▸ **What you should do**
A single count is required: the lines of the data below in which the word "true" occurs.

▸ **Input for this task**
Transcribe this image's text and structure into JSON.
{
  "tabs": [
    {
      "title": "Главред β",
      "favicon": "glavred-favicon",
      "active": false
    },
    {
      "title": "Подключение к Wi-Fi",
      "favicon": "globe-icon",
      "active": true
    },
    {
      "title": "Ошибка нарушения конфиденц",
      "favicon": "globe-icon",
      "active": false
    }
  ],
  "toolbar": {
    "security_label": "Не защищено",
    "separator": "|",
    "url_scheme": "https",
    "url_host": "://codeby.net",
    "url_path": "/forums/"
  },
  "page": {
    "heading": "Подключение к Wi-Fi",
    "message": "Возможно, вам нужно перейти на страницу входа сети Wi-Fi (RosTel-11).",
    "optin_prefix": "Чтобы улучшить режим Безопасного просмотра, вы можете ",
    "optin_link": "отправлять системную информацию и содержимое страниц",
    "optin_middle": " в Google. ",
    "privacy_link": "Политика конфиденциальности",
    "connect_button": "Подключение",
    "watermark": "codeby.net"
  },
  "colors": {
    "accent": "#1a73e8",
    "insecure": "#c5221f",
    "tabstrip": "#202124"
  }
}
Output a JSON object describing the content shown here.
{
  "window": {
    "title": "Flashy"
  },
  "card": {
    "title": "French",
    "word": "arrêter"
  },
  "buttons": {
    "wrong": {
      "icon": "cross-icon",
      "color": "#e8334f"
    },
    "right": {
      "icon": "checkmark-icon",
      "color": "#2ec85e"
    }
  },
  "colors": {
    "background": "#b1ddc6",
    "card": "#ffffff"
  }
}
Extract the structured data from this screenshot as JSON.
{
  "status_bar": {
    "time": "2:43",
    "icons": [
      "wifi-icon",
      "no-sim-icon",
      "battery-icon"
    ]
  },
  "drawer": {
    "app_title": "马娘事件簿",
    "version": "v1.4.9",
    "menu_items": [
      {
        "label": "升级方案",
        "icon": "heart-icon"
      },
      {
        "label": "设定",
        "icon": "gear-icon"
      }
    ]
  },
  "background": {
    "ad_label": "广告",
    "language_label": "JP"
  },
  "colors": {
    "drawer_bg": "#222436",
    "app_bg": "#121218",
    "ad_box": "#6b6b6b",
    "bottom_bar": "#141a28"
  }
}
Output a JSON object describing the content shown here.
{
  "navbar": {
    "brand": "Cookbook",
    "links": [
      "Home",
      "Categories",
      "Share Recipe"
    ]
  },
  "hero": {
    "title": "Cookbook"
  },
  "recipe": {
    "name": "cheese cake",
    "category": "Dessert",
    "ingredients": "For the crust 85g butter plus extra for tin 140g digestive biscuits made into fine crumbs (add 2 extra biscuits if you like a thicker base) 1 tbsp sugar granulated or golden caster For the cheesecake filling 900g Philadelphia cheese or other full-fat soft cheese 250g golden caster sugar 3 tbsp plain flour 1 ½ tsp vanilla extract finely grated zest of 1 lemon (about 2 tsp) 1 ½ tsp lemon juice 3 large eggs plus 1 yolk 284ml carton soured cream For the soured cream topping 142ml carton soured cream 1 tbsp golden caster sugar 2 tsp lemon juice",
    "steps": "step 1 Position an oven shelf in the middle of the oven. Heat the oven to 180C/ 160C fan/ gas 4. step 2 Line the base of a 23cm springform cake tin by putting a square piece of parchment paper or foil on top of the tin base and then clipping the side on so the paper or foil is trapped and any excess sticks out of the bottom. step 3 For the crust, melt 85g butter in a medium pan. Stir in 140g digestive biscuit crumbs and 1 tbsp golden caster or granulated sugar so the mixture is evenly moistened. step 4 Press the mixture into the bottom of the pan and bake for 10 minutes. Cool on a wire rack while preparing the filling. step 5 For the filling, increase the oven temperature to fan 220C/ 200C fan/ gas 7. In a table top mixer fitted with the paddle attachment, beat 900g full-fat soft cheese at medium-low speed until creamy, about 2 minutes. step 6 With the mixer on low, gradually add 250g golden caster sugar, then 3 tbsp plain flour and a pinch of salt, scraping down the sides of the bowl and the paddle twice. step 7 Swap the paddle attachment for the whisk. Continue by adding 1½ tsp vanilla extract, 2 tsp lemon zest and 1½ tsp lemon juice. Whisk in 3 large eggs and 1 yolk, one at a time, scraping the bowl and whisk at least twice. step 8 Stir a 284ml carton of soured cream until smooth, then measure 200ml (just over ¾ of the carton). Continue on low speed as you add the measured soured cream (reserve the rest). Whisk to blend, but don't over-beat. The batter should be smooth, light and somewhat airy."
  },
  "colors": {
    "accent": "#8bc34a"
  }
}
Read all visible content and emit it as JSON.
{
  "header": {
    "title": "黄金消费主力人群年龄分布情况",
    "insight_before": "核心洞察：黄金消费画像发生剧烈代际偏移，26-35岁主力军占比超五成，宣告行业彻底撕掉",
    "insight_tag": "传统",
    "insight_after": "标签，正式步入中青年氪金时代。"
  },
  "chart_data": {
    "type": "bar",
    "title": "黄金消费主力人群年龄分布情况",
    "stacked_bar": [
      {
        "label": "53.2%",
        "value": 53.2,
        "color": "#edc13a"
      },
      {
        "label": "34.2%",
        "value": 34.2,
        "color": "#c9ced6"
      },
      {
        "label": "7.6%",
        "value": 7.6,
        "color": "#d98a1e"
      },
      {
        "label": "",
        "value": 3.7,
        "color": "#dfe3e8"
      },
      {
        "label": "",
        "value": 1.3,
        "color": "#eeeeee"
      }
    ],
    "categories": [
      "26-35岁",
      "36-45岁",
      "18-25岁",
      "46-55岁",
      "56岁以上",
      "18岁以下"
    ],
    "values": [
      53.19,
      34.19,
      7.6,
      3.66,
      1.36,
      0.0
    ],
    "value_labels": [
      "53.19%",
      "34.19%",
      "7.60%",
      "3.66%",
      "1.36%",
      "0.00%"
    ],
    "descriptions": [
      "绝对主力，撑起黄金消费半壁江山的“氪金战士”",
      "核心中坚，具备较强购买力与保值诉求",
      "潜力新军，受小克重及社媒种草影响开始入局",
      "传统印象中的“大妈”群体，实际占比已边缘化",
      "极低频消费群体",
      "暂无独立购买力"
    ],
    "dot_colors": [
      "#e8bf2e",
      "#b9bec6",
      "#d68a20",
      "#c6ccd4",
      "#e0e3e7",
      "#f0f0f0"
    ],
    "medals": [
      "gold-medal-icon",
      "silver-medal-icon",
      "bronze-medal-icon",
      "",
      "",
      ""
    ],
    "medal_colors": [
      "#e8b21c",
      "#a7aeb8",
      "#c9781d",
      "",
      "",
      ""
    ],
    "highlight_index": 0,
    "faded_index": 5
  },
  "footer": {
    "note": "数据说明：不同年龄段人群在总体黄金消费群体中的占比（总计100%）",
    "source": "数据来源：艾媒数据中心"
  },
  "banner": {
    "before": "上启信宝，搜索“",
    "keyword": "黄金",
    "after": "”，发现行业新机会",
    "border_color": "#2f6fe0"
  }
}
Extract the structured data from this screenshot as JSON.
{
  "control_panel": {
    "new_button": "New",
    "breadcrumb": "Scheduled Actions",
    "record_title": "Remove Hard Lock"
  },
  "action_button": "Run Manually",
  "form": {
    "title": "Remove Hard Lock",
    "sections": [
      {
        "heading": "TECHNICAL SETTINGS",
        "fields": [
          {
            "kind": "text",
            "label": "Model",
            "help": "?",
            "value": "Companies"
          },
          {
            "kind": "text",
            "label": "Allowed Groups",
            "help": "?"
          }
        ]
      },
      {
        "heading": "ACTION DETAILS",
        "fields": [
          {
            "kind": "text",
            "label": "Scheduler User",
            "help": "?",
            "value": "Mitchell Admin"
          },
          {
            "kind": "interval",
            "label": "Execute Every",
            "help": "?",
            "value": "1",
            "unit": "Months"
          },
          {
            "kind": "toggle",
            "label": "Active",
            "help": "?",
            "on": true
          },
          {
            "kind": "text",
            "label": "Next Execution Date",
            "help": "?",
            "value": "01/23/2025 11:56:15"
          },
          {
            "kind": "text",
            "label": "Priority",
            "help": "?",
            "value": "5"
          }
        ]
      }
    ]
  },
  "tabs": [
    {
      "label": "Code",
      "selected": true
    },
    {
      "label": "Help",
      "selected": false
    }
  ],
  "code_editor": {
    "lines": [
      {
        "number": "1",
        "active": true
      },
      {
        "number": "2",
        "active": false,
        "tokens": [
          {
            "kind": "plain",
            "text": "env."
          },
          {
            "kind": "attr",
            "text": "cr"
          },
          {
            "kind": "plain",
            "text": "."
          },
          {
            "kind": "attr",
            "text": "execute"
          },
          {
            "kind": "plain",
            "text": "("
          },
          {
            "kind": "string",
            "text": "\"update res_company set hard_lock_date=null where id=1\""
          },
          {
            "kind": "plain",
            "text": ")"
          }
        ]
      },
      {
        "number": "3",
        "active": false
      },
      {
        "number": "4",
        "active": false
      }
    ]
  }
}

▸ **The answer**
4